Descartes famously said, "I think, therefore I am". Though revolutionary, and full of quotable pith, in this statement Descartes trapped himself in what is called the solipsistic predicament.
If we start with our own thought as the grounding of our existence and the only thing we can really know, the question of the existence of everything else comes into question. I know my thoughts but I don't know the thoughts of others and moreover, how am I sure that my thoughts about the world correlate to how the world actually is (or if there even is a world around me at all)?
Disregarding centuries of philosophical nuance we can extract Descartes' method of thinking as a common way we go about understanding our world. Most often we as humans reason about the world by thinking about what is immediate, close, present, to us and extrapolate from that understanding to truths about the broader world around us. I get tired when I run for more than 15 minutes so I start to understand how difficult it must be to play soccer and run for 90 minutes.
Ethics and Being
Much of the time, wedding our experiences of how the world exists to how the world actually exists isn't a problem. In fact it's really quite helpful to be able to operate as if when two objects attempt to occupy the same space it doesn't go very well. That simple truth has saved me from wandering onto the interstate many times (not really).
But we, as humans, rarely stop there. We have a tendency to commit the philosophical no-no of reasoning from an "is" to an "ought". If my experiences of the world are frequent enough and have proved useful to me I'm very tempted to say that my experiences are how the world "ought" to be.
And here is where the Cartesian bomb drops - when being (the way things are) and ethics (the way things ought to be) mingle. It's in this categorization of ethical ways of being that opens the floodgates of all kinds of human cruelty. It's the ethical division of being that breeds racism, sexism, and religious intolerance.
When we view the world from the comfort of our personal solipsism - whether that's religious, racial, geographic, familial - we create the Other.

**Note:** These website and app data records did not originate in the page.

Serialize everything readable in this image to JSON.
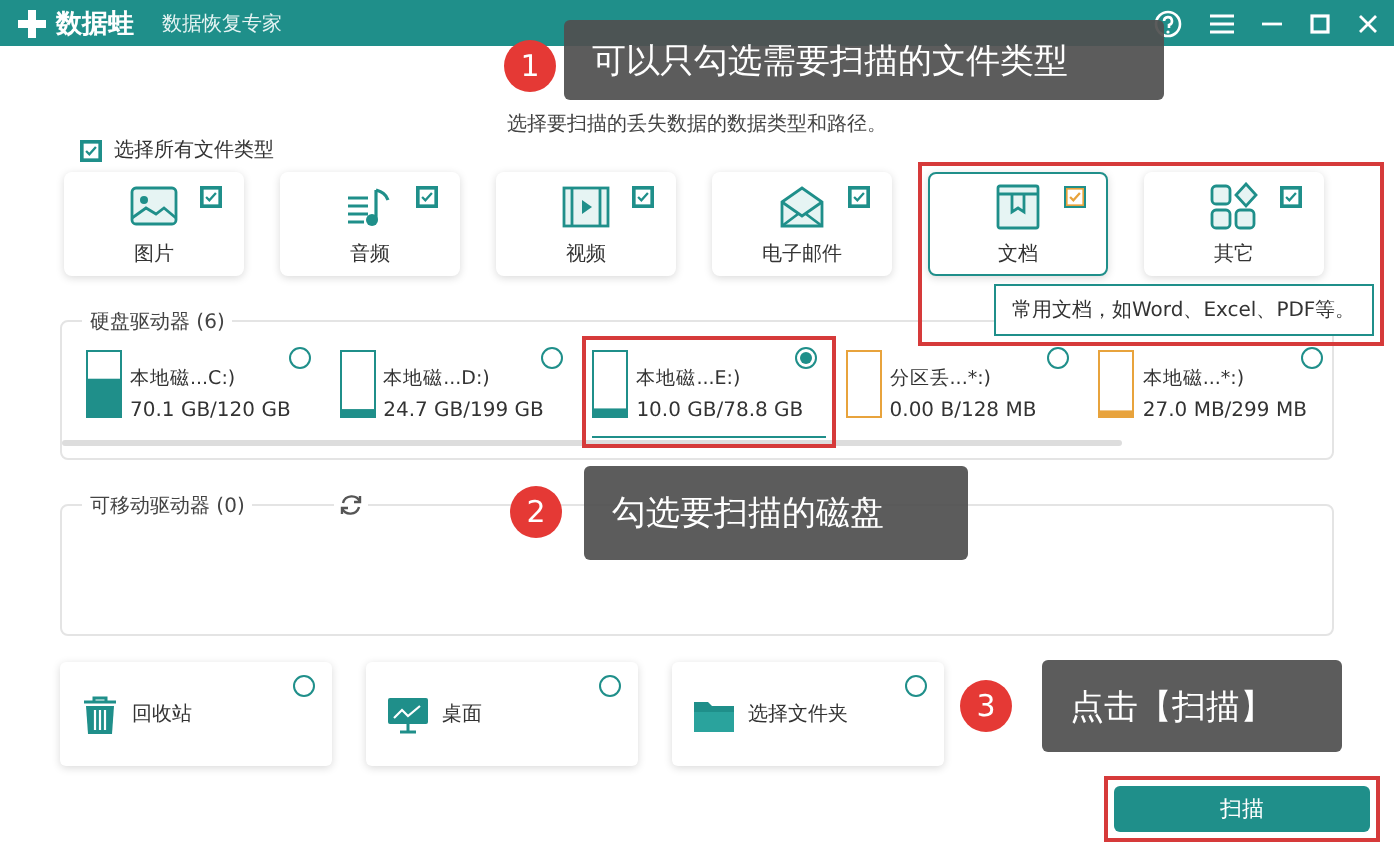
{
  "window": {
    "app_name": "数据蛙",
    "subtitle": "数据恢复专家"
  },
  "instruction": "选择要扫描的丢失数据的数据类型和路径。",
  "select_all": {
    "label": "选择所有文件类型",
    "checked": true
  },
  "file_types": [
    {
      "kind": "image",
      "label": "图片",
      "checked": true,
      "selected": false
    },
    {
      "kind": "audio",
      "label": "音频",
      "checked": true,
      "selected": false
    },
    {
      "kind": "video",
      "label": "视频",
      "checked": true,
      "selected": false
    },
    {
      "kind": "email",
      "label": "电子邮件",
      "checked": true,
      "selected": false
    },
    {
      "kind": "document",
      "label": "文档",
      "checked": true,
      "selected": true
    },
    {
      "kind": "other",
      "label": "其它",
      "checked": true,
      "selected": false
    }
  ],
  "tooltip": "常用文档，如Word、Excel、PDF等。",
  "hard_drives": {
    "title": "硬盘驱动器 (6)",
    "items": [
      {
        "name": "本地磁...C:)",
        "size": "70.1 GB/120 GB",
        "level": 0.58,
        "color": "#1f8f8a",
        "selected": false
      },
      {
        "name": "本地磁...D:)",
        "size": "24.7 GB/199 GB",
        "level": 0.12,
        "color": "#1f8f8a",
        "selected": false
      },
      {
        "name": "本地磁...E:)",
        "size": "10.0 GB/78.8 GB",
        "level": 0.13,
        "color": "#1f8f8a",
        "selected": true
      },
      {
        "name": "分区丢...*:)",
        "size": "0.00  B/128 MB",
        "level": 0,
        "color": "#e8a33c",
        "selected": false
      },
      {
        "name": "本地磁...*:)",
        "size": "27.0 MB/299 MB",
        "level": 0.1,
        "color": "#e8a33c",
        "selected": false
      }
    ]
  },
  "removable_drives": {
    "title": "可移动驱动器 (0)"
  },
  "locations": [
    {
      "kind": "recycle",
      "label": "回收站",
      "selected": false
    },
    {
      "kind": "desktop",
      "label": "桌面",
      "selected": false
    },
    {
      "kind": "folder",
      "label": "选择文件夹",
      "selected": false
    }
  ],
  "scan_button": "扫描",
  "callouts": [
    {
      "number": "1",
      "text": "可以只勾选需要扫描的文件类型"
    },
    {
      "number": "2",
      "text": "勾选要扫描的磁盘"
    },
    {
      "number": "3",
      "text": "点击【扫描】"
    }
  ]
}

And when our personal solipsism becomes prescriptive instead of only descriptive, traveling from "is" to "ought" - the chasm between Us and Other grows infinitely wide as the goal is never understanding of the Other but rather conversion (or avoidance).
But there is another way.
What if our delimiter was Being? Not the different ways that beings be, but Being itself.
Stop, and read that again. What if we didn't distinguish on the ways the beings be - their race, creed, or lifestyle - but rather distinguished on them being a Being.
What if we stopped categorizing, dividing, biasing by things that, in comparison, have little to no impact? What if it wasn't our experiences that divided the world into ethically right and wrong ways of being?
And what if we judged everything by that which is most consequential - Being. The most important factor in considering what something is, is that it is. The most substantive trait of everything in this world, great and small, is first and foremost that it's in this world. In fact, if we remove Being from the equation we have nothing left to divide or categorize.
There's hope in this. If we understand the world in this way everything has dignity. Everything has worth. Everything has a place.
If we truly could escape ourselves and our tendency to delimit being on our own biases and prejudices how much would it impact all of life? Where's racism? Where's religious intolerance? Where is the Other?
Rather than cruel prejudice bred by our upbringing and experiences we'd see precious value in everything that is solely on the basis that it is. That's a world that communicates, shares, loves across every artificially created line or chasm because lines and chasms are obliterated.
We all share Being.
There is a world outside of yourself. This is a world much grander than the microcosm you've created for yourself through your routines and rhythms. If you can escape your self-inflicted Cartesian incarceration and open your eyes to a world that is - full of things that are - you're opening yourself to world that loves and gives freely.
And that's a world I want to live in.